#### EXTRACTED DATA ####

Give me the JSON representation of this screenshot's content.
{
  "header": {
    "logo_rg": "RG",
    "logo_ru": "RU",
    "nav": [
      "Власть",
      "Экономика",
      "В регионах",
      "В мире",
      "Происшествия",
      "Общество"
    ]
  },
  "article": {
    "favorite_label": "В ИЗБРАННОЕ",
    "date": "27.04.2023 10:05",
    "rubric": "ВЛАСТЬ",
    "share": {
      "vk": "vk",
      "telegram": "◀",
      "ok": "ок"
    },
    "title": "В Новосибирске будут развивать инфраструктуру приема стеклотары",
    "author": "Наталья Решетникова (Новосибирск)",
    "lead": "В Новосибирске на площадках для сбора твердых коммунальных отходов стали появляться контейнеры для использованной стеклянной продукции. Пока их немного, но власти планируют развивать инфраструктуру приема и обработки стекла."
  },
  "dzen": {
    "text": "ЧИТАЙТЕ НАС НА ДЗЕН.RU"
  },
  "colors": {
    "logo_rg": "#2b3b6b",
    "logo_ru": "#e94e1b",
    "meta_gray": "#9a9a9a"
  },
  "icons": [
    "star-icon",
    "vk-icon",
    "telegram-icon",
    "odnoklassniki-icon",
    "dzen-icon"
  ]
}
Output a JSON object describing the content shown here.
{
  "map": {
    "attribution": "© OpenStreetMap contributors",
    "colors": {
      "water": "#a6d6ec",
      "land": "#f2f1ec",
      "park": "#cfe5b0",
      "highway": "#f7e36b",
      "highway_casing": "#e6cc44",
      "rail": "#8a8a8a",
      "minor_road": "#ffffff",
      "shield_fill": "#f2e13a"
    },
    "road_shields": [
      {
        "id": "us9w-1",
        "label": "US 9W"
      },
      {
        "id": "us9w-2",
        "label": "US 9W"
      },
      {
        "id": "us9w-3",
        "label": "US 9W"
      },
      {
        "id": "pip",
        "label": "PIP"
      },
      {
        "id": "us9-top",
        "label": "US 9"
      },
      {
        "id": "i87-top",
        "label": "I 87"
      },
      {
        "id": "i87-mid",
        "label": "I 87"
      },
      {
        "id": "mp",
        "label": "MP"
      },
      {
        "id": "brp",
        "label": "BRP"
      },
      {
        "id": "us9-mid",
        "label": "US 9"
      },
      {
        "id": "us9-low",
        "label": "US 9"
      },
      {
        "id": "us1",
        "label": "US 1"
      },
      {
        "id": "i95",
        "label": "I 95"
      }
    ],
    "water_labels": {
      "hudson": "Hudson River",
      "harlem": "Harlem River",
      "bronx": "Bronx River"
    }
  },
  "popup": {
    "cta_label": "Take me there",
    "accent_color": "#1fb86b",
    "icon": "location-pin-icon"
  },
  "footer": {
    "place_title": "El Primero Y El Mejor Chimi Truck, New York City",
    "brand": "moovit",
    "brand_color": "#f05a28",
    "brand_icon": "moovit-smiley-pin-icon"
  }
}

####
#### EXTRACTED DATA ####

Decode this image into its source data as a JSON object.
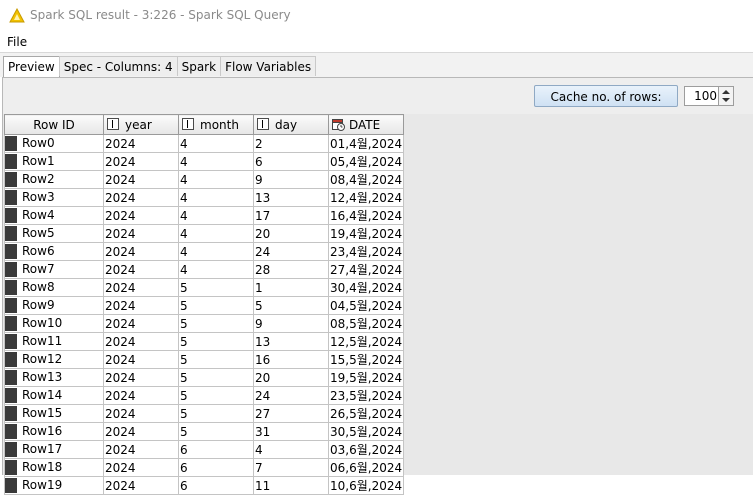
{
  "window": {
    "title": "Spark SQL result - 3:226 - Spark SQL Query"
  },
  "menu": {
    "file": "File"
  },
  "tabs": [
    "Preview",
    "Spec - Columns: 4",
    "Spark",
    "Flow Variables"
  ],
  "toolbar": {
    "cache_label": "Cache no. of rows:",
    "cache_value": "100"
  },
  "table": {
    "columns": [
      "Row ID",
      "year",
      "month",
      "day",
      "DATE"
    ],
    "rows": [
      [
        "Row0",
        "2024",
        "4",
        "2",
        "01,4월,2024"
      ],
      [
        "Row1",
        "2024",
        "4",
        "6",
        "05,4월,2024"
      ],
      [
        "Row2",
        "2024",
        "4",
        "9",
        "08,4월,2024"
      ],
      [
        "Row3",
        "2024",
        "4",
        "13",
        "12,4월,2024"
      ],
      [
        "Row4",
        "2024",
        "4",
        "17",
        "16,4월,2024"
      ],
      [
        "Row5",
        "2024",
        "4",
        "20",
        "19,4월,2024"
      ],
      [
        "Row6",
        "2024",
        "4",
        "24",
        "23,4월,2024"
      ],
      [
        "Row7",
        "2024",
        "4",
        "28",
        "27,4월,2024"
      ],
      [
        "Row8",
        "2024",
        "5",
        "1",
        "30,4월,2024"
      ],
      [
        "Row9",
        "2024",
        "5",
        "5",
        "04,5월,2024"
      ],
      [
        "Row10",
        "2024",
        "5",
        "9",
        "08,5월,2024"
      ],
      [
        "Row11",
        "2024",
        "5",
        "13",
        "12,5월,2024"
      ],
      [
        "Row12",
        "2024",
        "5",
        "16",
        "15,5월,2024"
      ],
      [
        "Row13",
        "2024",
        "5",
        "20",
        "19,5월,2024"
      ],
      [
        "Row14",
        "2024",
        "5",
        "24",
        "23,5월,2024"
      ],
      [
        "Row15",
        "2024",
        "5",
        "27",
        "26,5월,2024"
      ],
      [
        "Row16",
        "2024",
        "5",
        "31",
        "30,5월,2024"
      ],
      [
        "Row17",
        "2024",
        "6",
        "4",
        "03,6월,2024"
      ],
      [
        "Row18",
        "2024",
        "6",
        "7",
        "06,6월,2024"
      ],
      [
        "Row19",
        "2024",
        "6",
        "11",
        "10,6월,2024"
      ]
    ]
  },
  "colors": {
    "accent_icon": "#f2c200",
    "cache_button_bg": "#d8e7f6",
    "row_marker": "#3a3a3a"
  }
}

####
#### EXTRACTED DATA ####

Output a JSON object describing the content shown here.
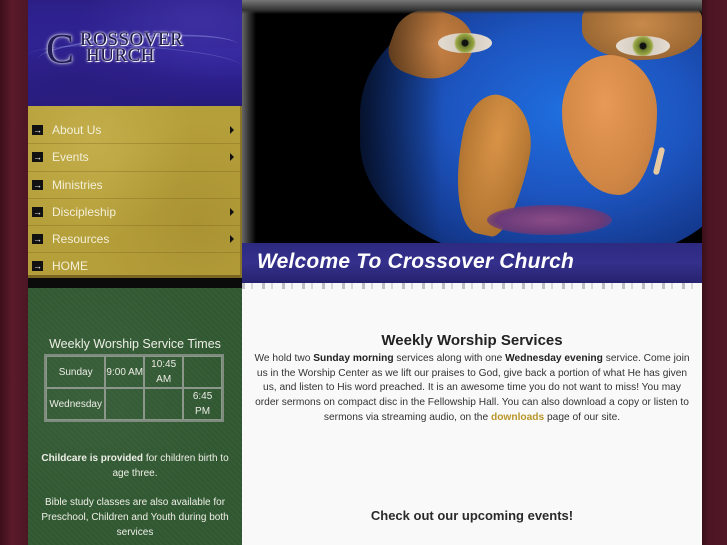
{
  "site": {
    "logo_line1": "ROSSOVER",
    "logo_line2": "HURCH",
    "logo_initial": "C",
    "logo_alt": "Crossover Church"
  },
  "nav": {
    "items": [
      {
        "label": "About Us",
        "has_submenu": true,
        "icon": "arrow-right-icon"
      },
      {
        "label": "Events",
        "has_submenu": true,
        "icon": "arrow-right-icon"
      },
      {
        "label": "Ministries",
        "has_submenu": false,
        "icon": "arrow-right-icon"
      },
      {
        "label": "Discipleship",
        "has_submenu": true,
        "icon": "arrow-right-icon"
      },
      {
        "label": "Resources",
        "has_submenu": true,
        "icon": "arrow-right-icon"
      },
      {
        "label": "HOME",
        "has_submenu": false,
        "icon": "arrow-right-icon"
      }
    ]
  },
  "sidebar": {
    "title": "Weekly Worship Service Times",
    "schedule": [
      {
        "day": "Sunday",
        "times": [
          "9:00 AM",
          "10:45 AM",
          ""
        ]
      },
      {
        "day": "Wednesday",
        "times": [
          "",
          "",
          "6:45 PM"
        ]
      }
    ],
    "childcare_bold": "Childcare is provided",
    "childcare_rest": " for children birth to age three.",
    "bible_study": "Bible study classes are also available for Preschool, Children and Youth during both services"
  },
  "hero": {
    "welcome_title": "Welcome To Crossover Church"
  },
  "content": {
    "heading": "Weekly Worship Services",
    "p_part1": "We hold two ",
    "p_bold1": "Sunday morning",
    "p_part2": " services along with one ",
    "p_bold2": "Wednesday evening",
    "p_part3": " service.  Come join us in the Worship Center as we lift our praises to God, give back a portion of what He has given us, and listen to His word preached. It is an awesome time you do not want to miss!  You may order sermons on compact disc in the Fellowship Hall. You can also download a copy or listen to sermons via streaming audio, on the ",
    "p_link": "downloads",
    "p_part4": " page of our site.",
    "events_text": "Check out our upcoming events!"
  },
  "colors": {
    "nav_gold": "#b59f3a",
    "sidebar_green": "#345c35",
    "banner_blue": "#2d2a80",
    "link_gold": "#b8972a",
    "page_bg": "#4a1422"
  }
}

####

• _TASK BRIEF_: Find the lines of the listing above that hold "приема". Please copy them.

• _RESULT OF THE TASK_:
    "title": "В Новосибирске будут развивать инфраструктуру приема стеклотары",
    "lead": "В Новосибирске на площадках для сбора твердых коммунальных отходов стали появляться контейнеры для использованной стеклянной продукции. Пока их немного, но власти планируют развивать инфраструктуру приема и обработки стекла."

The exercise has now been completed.